● Instructions for the task
The word "Round": say how many lines of the data below contain it, and give the number alone.

● Records for processing
%%
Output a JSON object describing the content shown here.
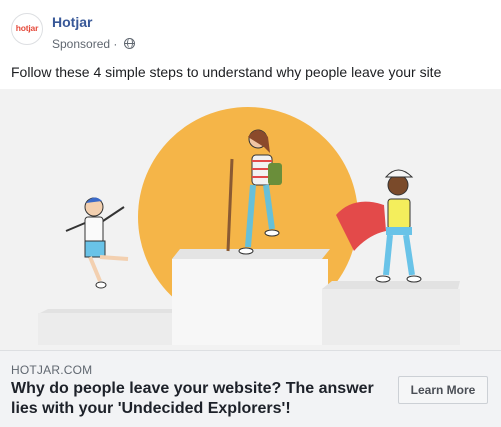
{
  "post": {
    "page_name": "Hotjar",
    "avatar_text": "hotjar",
    "sponsored_label": "Sponsored",
    "separator": "·",
    "privacy_icon": "globe-icon",
    "text": "Follow these 4 simple steps to understand why people leave your site"
  },
  "link": {
    "domain": "HOTJAR.COM",
    "headline": "Why do people leave your website? The answer lies with your 'Undecided Explorers'!",
    "cta_label": "Learn More"
  },
  "colors": {
    "page_name": "#385898",
    "logo": "#e5493a",
    "sun": "#f5b548",
    "cape": "#e34a4a",
    "footer_bg": "#f2f3f5"
  }
}
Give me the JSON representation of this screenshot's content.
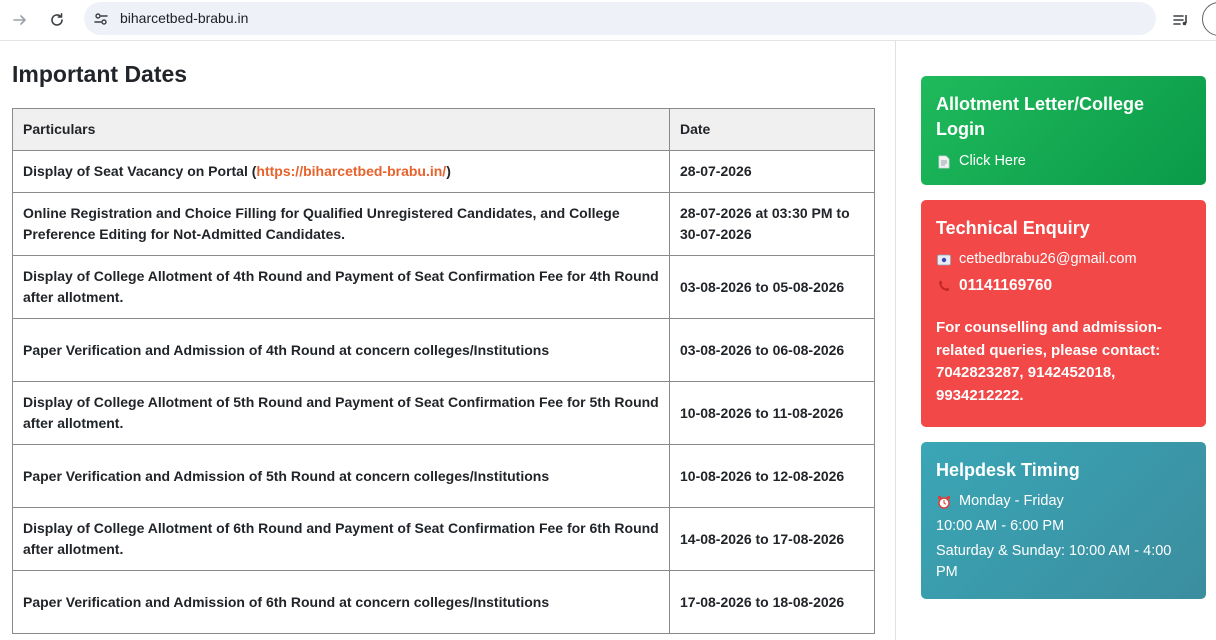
{
  "browser": {
    "url": "biharcetbed-brabu.in"
  },
  "page": {
    "title": "Important Dates"
  },
  "table": {
    "headers": [
      "Particulars",
      "Date"
    ],
    "rows": [
      {
        "particulars_pre": "Display of Seat Vacancy on Portal (",
        "link": "https://biharcetbed-brabu.in/",
        "particulars_post": ")",
        "date": "28-07-2026"
      },
      {
        "particulars": "Online Registration and Choice Filling for Qualified Unregistered Candidates, and College Preference Editing for Not-Admitted Candidates.",
        "date": "28-07-2026 at 03:30 PM to 30-07-2026"
      },
      {
        "particulars": "Display of College Allotment of 4th Round and Payment of Seat Confirmation Fee for 4th Round after allotment.",
        "date": "03-08-2026 to 05-08-2026"
      },
      {
        "particulars": "Paper Verification and Admission of 4th Round at concern colleges/Institutions",
        "date": "03-08-2026 to 06-08-2026"
      },
      {
        "particulars": "Display of College Allotment of 5th Round and Payment of Seat Confirmation Fee for 5th Round after allotment.",
        "date": "10-08-2026 to 11-08-2026"
      },
      {
        "particulars": "Paper Verification and Admission of 5th Round at concern colleges/Institutions",
        "date": "10-08-2026 to 12-08-2026"
      },
      {
        "particulars": "Display of College Allotment of 6th Round and Payment of Seat Confirmation Fee for 6th Round after allotment.",
        "date": "14-08-2026 to 17-08-2026"
      },
      {
        "particulars": "Paper Verification and Admission of 6th Round at concern colleges/Institutions",
        "date": "17-08-2026 to 18-08-2026"
      }
    ]
  },
  "sidebar": {
    "allotment": {
      "title": "Allotment Letter/College Login",
      "link_label": "Click Here",
      "icon": "document-icon",
      "color": "#12a852"
    },
    "enquiry": {
      "title": "Technical Enquiry",
      "email": "cetbedbrabu26@gmail.com",
      "phone": "01141169760",
      "note": "For counselling and admission-related queries, please contact: 7042823287, 9142452018, 9934212222.",
      "email_icon": "email-icon",
      "phone_icon": "phone-icon",
      "color": "#f24848"
    },
    "helpdesk": {
      "title": "Helpdesk Timing",
      "weekdays": "Monday - Friday",
      "weekday_hours": "10:00 AM - 6:00 PM",
      "weekend": "Saturday & Sunday: 10:00 AM - 4:00 PM",
      "icon": "alarm-clock-icon",
      "color": "#3a9aab"
    }
  }
}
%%
● The completed task
6